Introduction: Recurrent dislocation represents the third most common cause of revision surgery after total hip arthroplasty (THA). However, there is a paucity of information on the outcome of revision total hip arthroplasty for recurrent dislocation. In this study, we investigated (1) clinical outcomes of patients that underwent revision THA for recurrent dislocation, and (2) potential risk factors associated with treatment failure in patients who underwent revision total hip arthroplasty for recurrent dislocation. Methods: We retrospectively reviewed 211 consecutive cases of revision total hip arthroplasty for recurrent dislocation, 81 implanted with a constrained liner and 130 with a non-constrained liner with a large-diameter femoral head (> 32 mm). Patient- and implant-related risk factors were analyzed in multivariate regression analysis. Results: At 4.6-year follow-up, 32 of 211 patients (15.1%) underwent re-revision surgery. The most common causes for re-revision included infection (14 patients) and dislocation (10 patients). Kaplan–Meier analysis demonstrates a 5-year survival probability of 77% for patients that underwent revision THA for recurrent dislocation. Osteoporosis, obesity (BMI ≥ 40), spine disease and abductor deficiency are independent risk factors for failure of revision surgery for recurrent dislocation. Liner type (constrained vs. non-constrained) was found not to be associated with failure of revision THA for recurrent dislocation (p = 0.44). Conclusion: This study suggests that THA revision for recurrent dislocation is associated with a high re-revision rate of 15% at mid-term follow-up. Osteoporosis, obesity (BMI ≥ 40) spine disease and abductor deficiency were demonstrated to be independent risk factors for failure of revision THA for recurrent dislocation. Level of evidence: Level III, case–control retrospective analysis.

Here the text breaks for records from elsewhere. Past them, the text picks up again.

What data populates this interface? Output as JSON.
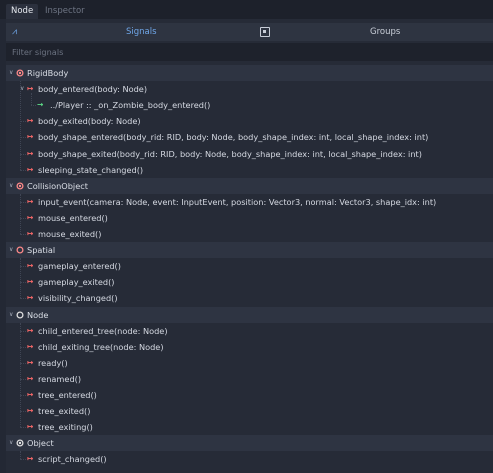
{
  "tabs": [
    "Node",
    "Inspector"
  ],
  "modes": {
    "signals": "Signals",
    "groups": "Groups"
  },
  "filter": {
    "placeholder": "Filter signals"
  },
  "classes": [
    {
      "name": "RigidBody",
      "icon": "rigidbody-icon",
      "color": "#ff8a8a",
      "signals": [
        {
          "text": "body_entered(body: Node)",
          "expanded": true,
          "connections": [
            "../Player :: _on_Zombie_body_entered()"
          ]
        },
        {
          "text": "body_exited(body: Node)"
        },
        {
          "text": "body_shape_entered(body_rid: RID, body: Node, body_shape_index: int, local_shape_index: int)"
        },
        {
          "text": "body_shape_exited(body_rid: RID, body: Node, body_shape_index: int, local_shape_index: int)"
        },
        {
          "text": "sleeping_state_changed()"
        }
      ]
    },
    {
      "name": "CollisionObject",
      "icon": "collisionobject-icon",
      "color": "#ff8a8a",
      "signals": [
        {
          "text": "input_event(camera: Node, event: InputEvent, position: Vector3, normal: Vector3, shape_idx: int)"
        },
        {
          "text": "mouse_entered()"
        },
        {
          "text": "mouse_exited()"
        }
      ]
    },
    {
      "name": "Spatial",
      "icon": "spatial-icon",
      "color": "#ff8a8a",
      "signals": [
        {
          "text": "gameplay_entered()"
        },
        {
          "text": "gameplay_exited()"
        },
        {
          "text": "visibility_changed()"
        }
      ]
    },
    {
      "name": "Node",
      "icon": "node-icon",
      "color": "#e0e0e0",
      "signals": [
        {
          "text": "child_entered_tree(node: Node)"
        },
        {
          "text": "child_exiting_tree(node: Node)"
        },
        {
          "text": "ready()"
        },
        {
          "text": "renamed()"
        },
        {
          "text": "tree_entered()"
        },
        {
          "text": "tree_exited()"
        },
        {
          "text": "tree_exiting()"
        }
      ]
    },
    {
      "name": "Object",
      "icon": "object-icon",
      "color": "#e0e0e0",
      "signals": [
        {
          "text": "script_changed()"
        }
      ]
    }
  ]
}
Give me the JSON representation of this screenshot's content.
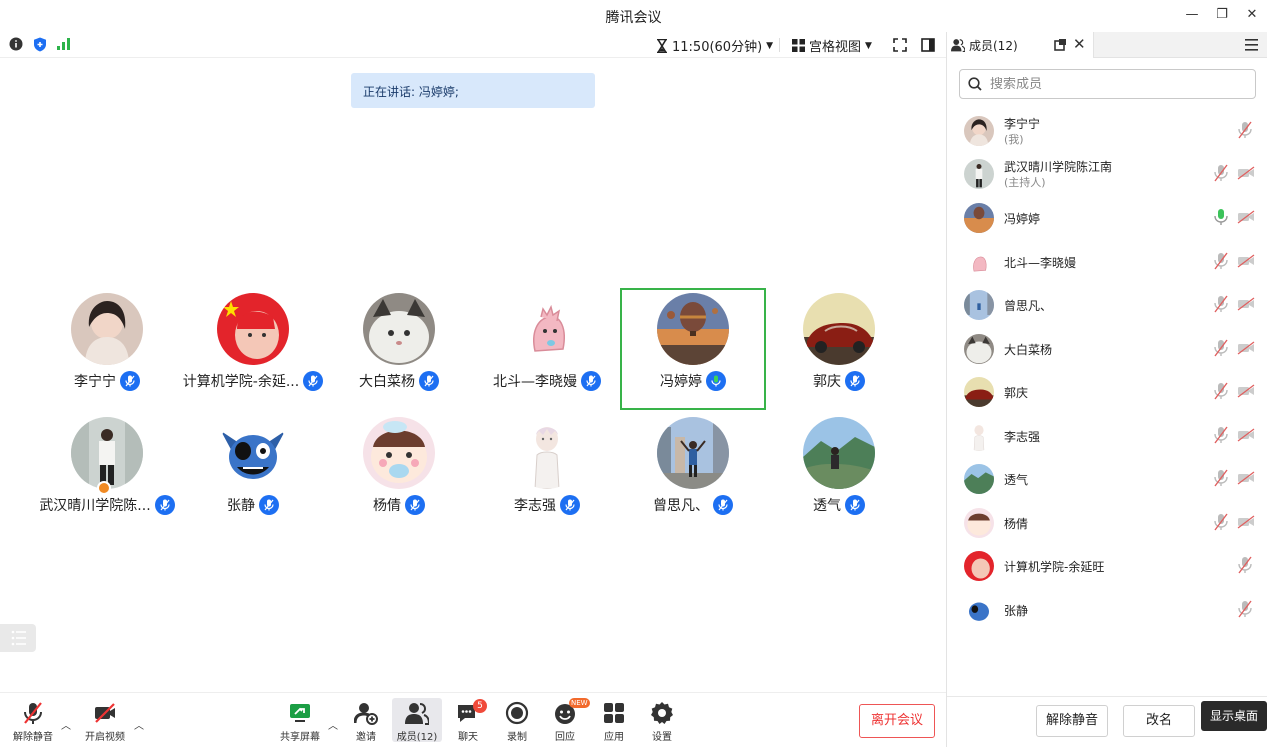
{
  "window": {
    "title": "腾讯会议"
  },
  "topbar": {
    "timer": "11:50(60分钟)",
    "view": "宫格视图"
  },
  "speaking": "正在讲话: 冯婷婷;",
  "tiles": [
    {
      "name": "李宁宁"
    },
    {
      "name": "计算机学院-余延..."
    },
    {
      "name": "大白菜杨"
    },
    {
      "name": "北斗—李晓嫚"
    },
    {
      "name": "冯婷婷"
    },
    {
      "name": "郭庆"
    },
    {
      "name": "武汉晴川学院陈..."
    },
    {
      "name": "张静"
    },
    {
      "name": "杨倩"
    },
    {
      "name": "李志强"
    },
    {
      "name": "曾思凡、"
    },
    {
      "name": "透气"
    }
  ],
  "toolbar": {
    "unmute": "解除静音",
    "video": "开启视频",
    "share": "共享屏幕",
    "invite": "邀请",
    "members": "成员(12)",
    "chat": "聊天",
    "chat_badge": "5",
    "record": "录制",
    "react": "回应",
    "react_badge": "NEW",
    "apps": "应用",
    "settings": "设置",
    "leave": "离开会议"
  },
  "panel": {
    "tab": "成员(12)",
    "search_placeholder": "搜索成员",
    "members": [
      {
        "name": "李宁宁",
        "role": "(我)"
      },
      {
        "name": "武汉晴川学院陈江南",
        "role": "(主持人)"
      },
      {
        "name": "冯婷婷"
      },
      {
        "name": "北斗—李晓嫚"
      },
      {
        "name": "曾思凡、"
      },
      {
        "name": "大白菜杨"
      },
      {
        "name": "郭庆"
      },
      {
        "name": "李志强"
      },
      {
        "name": "透气"
      },
      {
        "name": "杨倩"
      },
      {
        "name": "计算机学院-余延旺"
      },
      {
        "name": "张静"
      }
    ],
    "unmute_all": "解除静音",
    "rename": "改名"
  },
  "tooltip": "显示桌面",
  "colors": {
    "accent": "#1d6ff2",
    "speaking_border": "#38b349",
    "leave": "#e33333"
  }
}
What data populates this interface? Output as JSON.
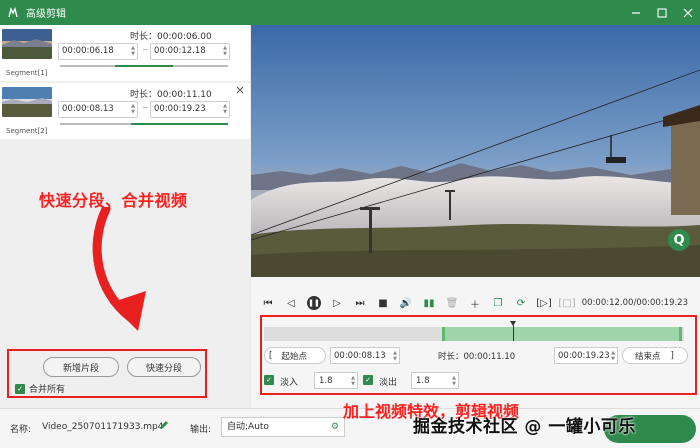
{
  "window": {
    "title": "高级剪辑",
    "minimize_icon": "minimize-icon",
    "maximize_icon": "maximize-icon",
    "close_icon": "close-icon"
  },
  "segments": [
    {
      "label": "Segment[1]",
      "duration_label": "时长：00:00:06.00",
      "start": "00:00:06.18",
      "end": "00:00:12.18",
      "progress_start": 0.33,
      "progress_end": 0.67
    },
    {
      "label": "Segment[2]",
      "duration_label": "时长：00:00:11.10",
      "start": "00:00:08.13",
      "end": "00:00:19.23",
      "progress_start": 0.42,
      "progress_end": 1.0
    }
  ],
  "range_separator": "~",
  "annotations": {
    "left": "快速分段、合并视频",
    "bottom": "加上视频特效，剪辑视频"
  },
  "actions": {
    "new_segment": "新增片段",
    "quick_split": "快速分段",
    "merge_all": "合并所有"
  },
  "player": {
    "timecode": "00:00:12.00/00:00:19.23"
  },
  "edit": {
    "start_point": "起始点",
    "start_time": "00:00:08.13",
    "duration": "时长：00:00:11.10",
    "end_time": "00:00:19.23",
    "end_point": "结束点",
    "fade_in_label": "淡入",
    "fade_in_value": "1.8",
    "fade_out_label": "淡出",
    "fade_out_value": "1.8"
  },
  "bottom": {
    "name_label": "名称:",
    "file_name": "Video_250701171933.mp4",
    "output_label": "输出:",
    "output_value": "自动;Auto"
  },
  "watermark": "掘金技术社区 @ 一罐小可乐",
  "colors": {
    "accent": "#2f8a4e",
    "annotation": "#ff2020"
  }
}
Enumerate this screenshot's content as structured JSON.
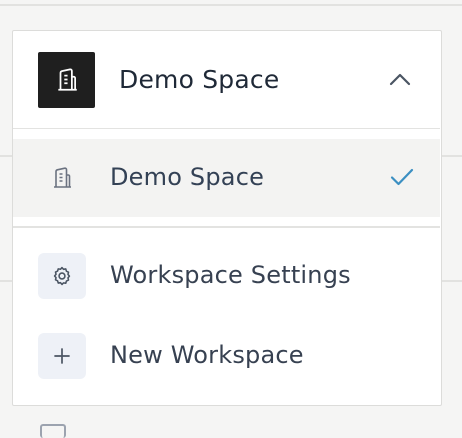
{
  "workspace_switcher": {
    "current_workspace": "Demo Space",
    "avatar_icon": "building-icon",
    "toggle_icon": "chevron-up-icon",
    "expanded": true
  },
  "menu": {
    "workspaces": [
      {
        "label": "Demo Space",
        "icon": "building-icon",
        "selected": true,
        "selected_icon": "checkmark-icon"
      }
    ],
    "actions": [
      {
        "label": "Workspace Settings",
        "icon": "gear-icon"
      },
      {
        "label": "New Workspace",
        "icon": "plus-icon"
      }
    ]
  },
  "colors": {
    "avatar_bg": "#1f1f1f",
    "check": "#3b8fc2",
    "selected_row_bg": "#f3f3f2",
    "icon_box_bg": "#eef1f7"
  }
}
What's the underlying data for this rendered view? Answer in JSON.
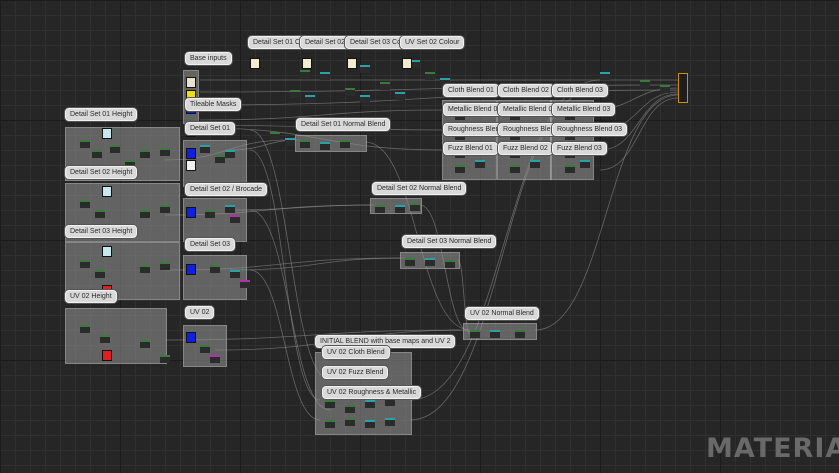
{
  "graph": {
    "comments": {
      "detail_set_01_height": "Detail Set 01 Height",
      "detail_set_02_height": "Detail Set 02 Height",
      "detail_set_03_height": "Detail Set 03 Height",
      "uv_02_height": "UV 02 Height",
      "base_inputs": "Base inputs",
      "tileable_masks": "Tileable Masks",
      "detail_set_01": "Detail Set 01",
      "detail_set_02_brocade": "Detail Set 02 / Brocade",
      "detail_set_03": "Detail Set 03",
      "uv_02": "UV 02",
      "detail_set_01_colour": "Detail Set 01 Colour",
      "detail_set_02_colour": "Detail Set 02 Colour",
      "detail_set_03_colour": "Detail Set 03 Colour",
      "uv_set_02_colour": "UV Set 02 Colour",
      "detail_set_01_normal_blend": "Detail Set 01 Normal Blend",
      "detail_set_02_normal_blend": "Detail Set 02 Normal Blend",
      "detail_set_03_normal_blend": "Detail Set 03 Normal Blend",
      "uv_02_normal_blend": "UV 02 Normal Blend",
      "initial_blend": "INITIAL BLEND with base maps and UV 2",
      "uv_02_cloth_blend": "UV 02 Cloth Blend",
      "uv_02_fuzz_blend": "UV 02 Fuzz Blend",
      "uv_02_roughness_metallic": "UV 02 Roughness & Metallic",
      "cloth_blend_01": "Cloth Blend 01",
      "cloth_blend_02": "Cloth Blend 02",
      "cloth_blend_03": "Cloth Blend 03",
      "metallic_blend_01": "Metallic Blend 01",
      "metallic_blend_02": "Metallic Blend 02",
      "metallic_blend_03": "Metallic Blend 03",
      "roughness_blend_01": "Roughness Blend 01",
      "roughness_blend_02": "Roughness Blend 02",
      "roughness_blend_03": "Roughness Blend 03",
      "fuzz_blend_01": "Fuzz Blend 01",
      "fuzz_blend_02": "Fuzz Blend 02",
      "fuzz_blend_03": "Fuzz Blend 03"
    },
    "watermark": "MATERIAL",
    "colors": {
      "output_border": "#d08a10",
      "wire": "#9a9a9a"
    }
  }
}
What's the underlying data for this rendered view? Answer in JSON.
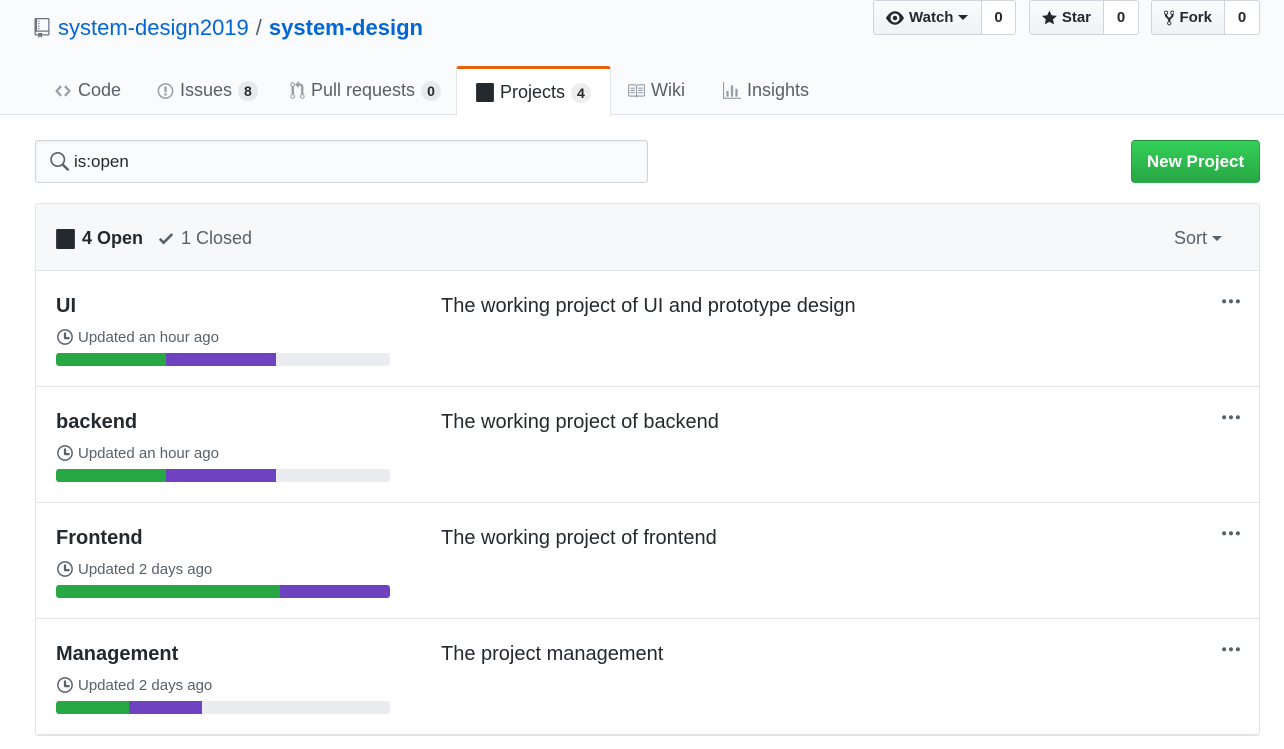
{
  "repo": {
    "owner": "system-design2019",
    "separator": "/",
    "name": "system-design"
  },
  "actions": {
    "watch": {
      "label": "Watch",
      "count": "0"
    },
    "star": {
      "label": "Star",
      "count": "0"
    },
    "fork": {
      "label": "Fork",
      "count": "0"
    }
  },
  "nav": {
    "code": {
      "label": "Code"
    },
    "issues": {
      "label": "Issues",
      "count": "8"
    },
    "pulls": {
      "label": "Pull requests",
      "count": "0"
    },
    "projects": {
      "label": "Projects",
      "count": "4"
    },
    "wiki": {
      "label": "Wiki"
    },
    "insights": {
      "label": "Insights"
    }
  },
  "search": {
    "value": "is:open"
  },
  "new_project_label": "New Project",
  "filters": {
    "open_label": "4 Open",
    "closed_label": "1 Closed",
    "sort_label": "Sort"
  },
  "projects": [
    {
      "name": "UI",
      "updated": "Updated an hour ago",
      "description": "The working project of UI and prototype design",
      "progress": {
        "done": 0.33,
        "in_progress": 0.33
      }
    },
    {
      "name": "backend",
      "updated": "Updated an hour ago",
      "description": "The working project of backend",
      "progress": {
        "done": 0.33,
        "in_progress": 0.33
      }
    },
    {
      "name": "Frontend",
      "updated": "Updated 2 days ago",
      "description": "The working project of frontend",
      "progress": {
        "done": 0.67,
        "in_progress": 0.33
      }
    },
    {
      "name": "Management",
      "updated": "Updated 2 days ago",
      "description": "The project management",
      "progress": {
        "done": 0.22,
        "in_progress": 0.22
      }
    }
  ],
  "colors": {
    "link": "#0366d6",
    "accent_tab": "#e36209",
    "progress_done": "#28a745",
    "progress_in_progress": "#6f42c1",
    "progress_todo": "#eaecef",
    "primary_button": "#28a745"
  },
  "icons": {
    "repo": "repo-icon",
    "watch": "eye-icon",
    "star": "star-icon",
    "fork": "repo-forked-icon",
    "code": "code-icon",
    "issues": "issue-opened-icon",
    "pulls": "git-pull-request-icon",
    "projects": "project-icon",
    "wiki": "book-icon",
    "insights": "graph-icon",
    "search": "search-icon",
    "closed": "check-icon",
    "updated": "clock-icon",
    "menu": "kebab-horizontal-icon"
  }
}
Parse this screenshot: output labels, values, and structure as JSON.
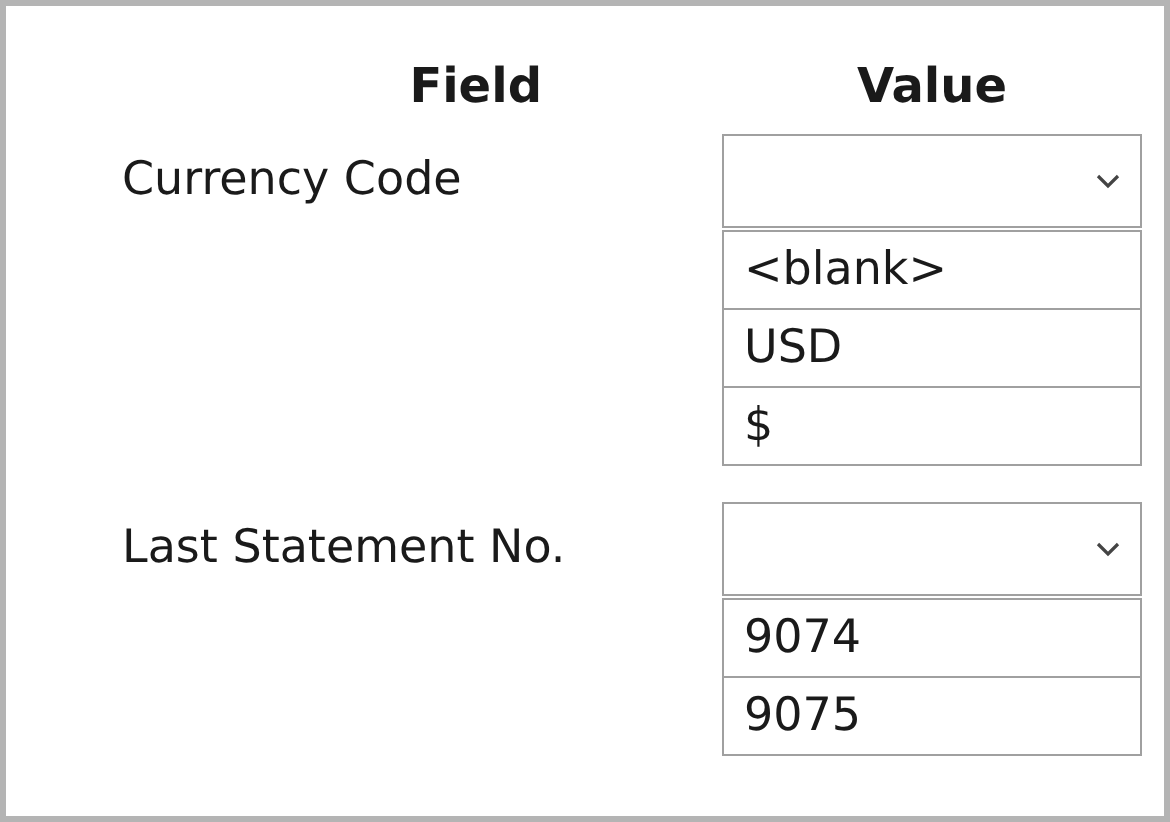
{
  "columns": [
    "Field",
    "Value"
  ],
  "rows": [
    {
      "label": "Currency Code",
      "options": [
        "<blank>",
        "USD",
        "$"
      ]
    },
    {
      "label": "Last Statement No.",
      "options": [
        "9074",
        "9075"
      ]
    }
  ]
}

- Constrained liner
- Total hip arthroplasty
ASJC Scopus subject areas
- Orthopedics and Sports Medicine